### To do
Report the number of lines of the listing below containing the string "Отмена", with nothing added.

=== Begin Enclosure ===

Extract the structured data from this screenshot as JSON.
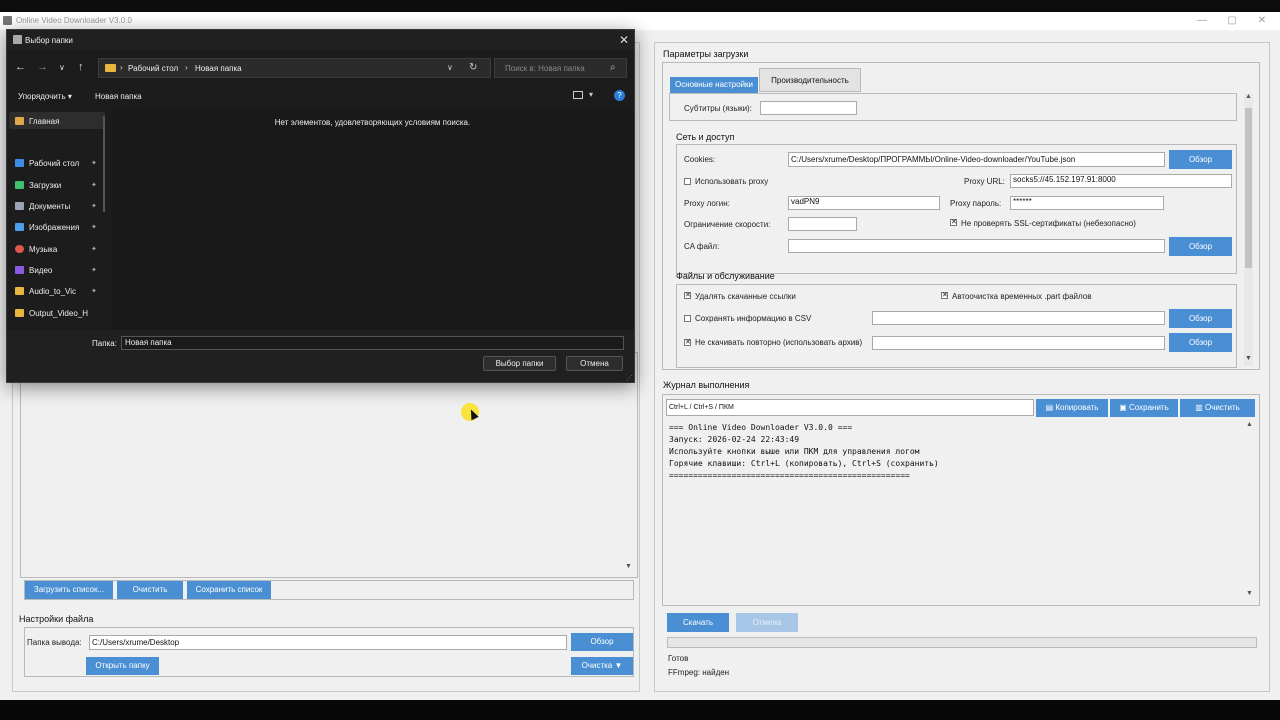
{
  "window": {
    "title": "Online Video Downloader V3.0.0",
    "controls": [
      "—",
      "▢",
      "✕"
    ]
  },
  "left": {
    "list_buttons": {
      "load": "Загрузить список...",
      "clear": "Очистить",
      "save": "Сохранить список"
    },
    "file_settings": {
      "title": "Настройки файла",
      "output_label": "Папка вывода:",
      "output_value": "C:/Users/xrume/Desktop",
      "browse": "Обзор",
      "open_folder": "Открыть папку",
      "cleanup": "Очистка ▼"
    }
  },
  "right": {
    "params_title": "Параметры загрузки",
    "tabs": [
      "Основные настройки",
      "Производительность"
    ],
    "subtitles_label": "Субтитры (языки):",
    "subtitles_value": "",
    "network": {
      "title": "Сеть и доступ",
      "cookies_label": "Cookies:",
      "cookies_value": "C:/Users/xrume/Desktop/ПРОГРАММЫ/Online-Video-downloader/YouTube.json",
      "browse": "Обзор",
      "use_proxy_label": "Использовать proxy",
      "proxy_url_label": "Proxy URL:",
      "proxy_url_value": "socks5://45.152.197.91:8000",
      "proxy_login_label": "Proxy логин:",
      "proxy_login_value": "vadPN9",
      "proxy_password_label": "Proxy пароль:",
      "proxy_password_value": "******",
      "speed_limit_label": "Ограничение скорости:",
      "speed_limit_value": "",
      "ssl_label": "Не проверять SSL-сертификаты (небезопасно)",
      "ca_label": "CA файл:",
      "ca_value": ""
    },
    "files": {
      "title": "Файлы и обслуживание",
      "delete_links_label": "Удалять скачанные ссылки",
      "autoclean_label": "Автоочистка временных .part файлов",
      "save_csv_label": "Сохранять информацию в CSV",
      "no_redownload_label": "Не скачивать повторно (использовать архив)",
      "browse": "Обзор"
    },
    "log": {
      "title": "Журнал выполнения",
      "hint": "Ctrl+L / Ctrl+S / ПКМ",
      "copy": "Копировать",
      "save": "Сохранить",
      "clear": "Очистить",
      "lines": [
        "=== Online Video Downloader V3.0.0 ===",
        "Запуск: 2026-02-24 22:43:49",
        "Используйте кнопки выше или ПКМ для управления логом",
        "Горячие клавиши: Ctrl+L (копировать), Ctrl+S (сохранить)",
        "=================================================="
      ]
    },
    "download": "Скачать",
    "cancel": "Отмена",
    "status": "Готов",
    "ffmpeg": "FFmpeg: найден"
  },
  "dialog": {
    "title": "Выбор папки",
    "breadcrumb": [
      "Рабочий стол",
      "Новая папка"
    ],
    "search_placeholder": "Поиск в: Новая папка",
    "organize": "Упорядочить ▾",
    "new_folder": "Новая папка",
    "empty_message": "Нет элементов, удовлетворяющих условиям поиска.",
    "sidebar": [
      {
        "label": "Главная",
        "icon": "home-icon",
        "color": "#e0a84a"
      },
      {
        "label": "Рабочий стол",
        "icon": "desktop-icon",
        "color": "#3a8ee6"
      },
      {
        "label": "Загрузки",
        "icon": "download-icon",
        "color": "#3fbf6f"
      },
      {
        "label": "Документы",
        "icon": "document-icon",
        "color": "#9aa4b2"
      },
      {
        "label": "Изображения",
        "icon": "image-icon",
        "color": "#4aa0e6"
      },
      {
        "label": "Музыка",
        "icon": "music-icon",
        "color": "#e0584a"
      },
      {
        "label": "Видео",
        "icon": "video-icon",
        "color": "#8a5ae0"
      },
      {
        "label": "Audio_to_Vic",
        "icon": "folder-icon",
        "color": "#e8b63e"
      },
      {
        "label": "Output_Video_H",
        "icon": "folder-icon",
        "color": "#e8b63e"
      }
    ],
    "folder_label": "Папка:",
    "folder_value": "Новая папка",
    "select_button": "Выбор папки",
    "cancel_button": "Отмена"
  }
}
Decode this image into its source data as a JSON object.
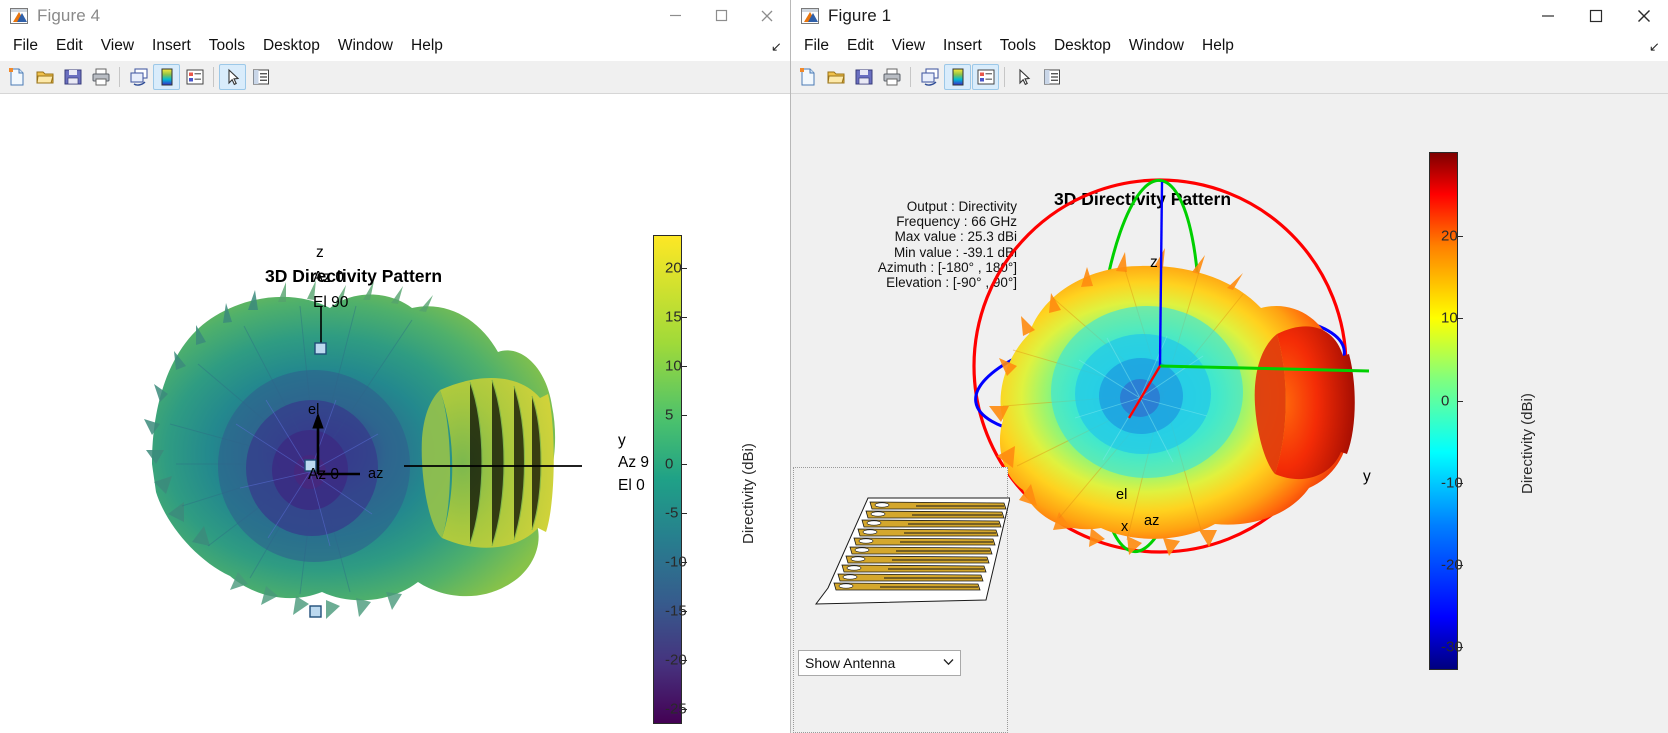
{
  "figure4": {
    "window": {
      "title": "Figure 4",
      "icon": "matlab-icon",
      "minimize": "─",
      "maximize": "□",
      "close": "✕"
    },
    "menus": [
      "File",
      "Edit",
      "View",
      "Insert",
      "Tools",
      "Desktop",
      "Window",
      "Help"
    ],
    "dock_arrow": "↘",
    "toolbar": [
      {
        "name": "new-figure-icon",
        "label": "New Figure"
      },
      {
        "name": "open-file-icon",
        "label": "Open File"
      },
      {
        "name": "save-figure-icon",
        "label": "Save Figure"
      },
      {
        "name": "print-figure-icon",
        "label": "Print Figure"
      },
      {
        "name": "link-plot-icon",
        "label": "Link Plot"
      },
      {
        "name": "colorbar-icon",
        "label": "Insert Colorbar",
        "selected": true
      },
      {
        "name": "legend-icon",
        "label": "Insert Legend",
        "selected": false
      },
      {
        "name": "pointer-icon",
        "label": "Edit Plot",
        "selected": true
      },
      {
        "name": "property-inspector-icon",
        "label": "Open Property Inspector",
        "selected": false
      }
    ],
    "plot": {
      "title": "3D Directivity Pattern",
      "labels": {
        "z": "z",
        "az0_top": "Az 0",
        "el90": "El 90",
        "el_axis": "el",
        "az_axis": "az",
        "az0_origin": "Az 0",
        "y": "y",
        "az90": "Az 9",
        "el0": "El 0"
      },
      "colorbar": {
        "label": "Directivity (dBi)",
        "colormap": "viridis",
        "ticks": [
          "20",
          "15",
          "10",
          "5",
          "0",
          "-5",
          "-10",
          "-15",
          "-20",
          "-25"
        ]
      }
    }
  },
  "figure1": {
    "window": {
      "title": "Figure 1",
      "icon": "matlab-icon",
      "minimize": "─",
      "maximize": "□",
      "close": "✕"
    },
    "menus": [
      "File",
      "Edit",
      "View",
      "Insert",
      "Tools",
      "Desktop",
      "Window",
      "Help"
    ],
    "dock_arrow": "↘",
    "toolbar": [
      {
        "name": "new-figure-icon",
        "label": "New Figure"
      },
      {
        "name": "open-file-icon",
        "label": "Open File"
      },
      {
        "name": "save-figure-icon",
        "label": "Save Figure"
      },
      {
        "name": "print-figure-icon",
        "label": "Print Figure"
      },
      {
        "name": "link-plot-icon",
        "label": "Link Plot"
      },
      {
        "name": "colorbar-icon",
        "label": "Insert Colorbar",
        "selected": true
      },
      {
        "name": "legend-icon",
        "label": "Insert Legend",
        "selected": true
      },
      {
        "name": "pointer-icon",
        "label": "Edit Plot",
        "selected": false
      },
      {
        "name": "property-inspector-icon",
        "label": "Open Property Inspector",
        "selected": false
      }
    ],
    "plot": {
      "title": "3D Directivity Pattern",
      "info": [
        "Output : Directivity",
        "Frequency : 66 GHz",
        "Max value : 25.3 dBi",
        "Min value : -39.1 dBi",
        "Azimuth : [-180° , 180°]",
        "Elevation : [-90° , 90°]"
      ],
      "labels": {
        "z": "z",
        "y": "y",
        "x": "x",
        "az_axis": "az",
        "el_axis": "el"
      },
      "colorbar": {
        "label": "Directivity (dBi)",
        "colormap": "jet",
        "ticks": [
          "20",
          "10",
          "0",
          "-10",
          "-20",
          "-30"
        ]
      },
      "antenna_panel": {
        "dropdown_value": "Show Antenna",
        "chevron": "⌄",
        "thumbnail_name": "vivaldi-antenna-array-thumbnail"
      }
    }
  },
  "chart_data": [
    {
      "type": "surface-3d",
      "title": "3D Directivity Pattern",
      "figure": "Figure 4",
      "colormap": "viridis",
      "clabel": "Directivity (dBi)",
      "clim": [
        -27,
        23
      ],
      "cticks": [
        20,
        15,
        10,
        5,
        0,
        -5,
        -10,
        -15,
        -20,
        -25
      ],
      "axes": [
        "az",
        "el",
        "z"
      ],
      "annotations": [
        "Az 0",
        "El 90",
        "El 0",
        "Az 9",
        "y",
        "az",
        "el",
        "z"
      ]
    },
    {
      "type": "surface-3d",
      "title": "3D Directivity Pattern",
      "figure": "Figure 1",
      "colormap": "jet",
      "clabel": "Directivity (dBi)",
      "clim": [
        -39.1,
        25.3
      ],
      "cticks": [
        20,
        10,
        0,
        -10,
        -20,
        -30
      ],
      "output": "Directivity",
      "frequency_ghz": 66,
      "max_value_dbi": 25.3,
      "min_value_dbi": -39.1,
      "azimuth_range_deg": [
        -180,
        180
      ],
      "elevation_range_deg": [
        -90,
        90
      ],
      "axes": [
        "x",
        "y",
        "z",
        "az",
        "el"
      ]
    }
  ],
  "colors": {
    "x_axis": "#ff0000",
    "y_axis": "#00d000",
    "z_axis": "#0000ff",
    "selected_tool": "#d9ecfb",
    "antenna_metal": "#d4a72c",
    "figure_bg": "#f0f0f0"
  }
}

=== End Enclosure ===

### Written solution
2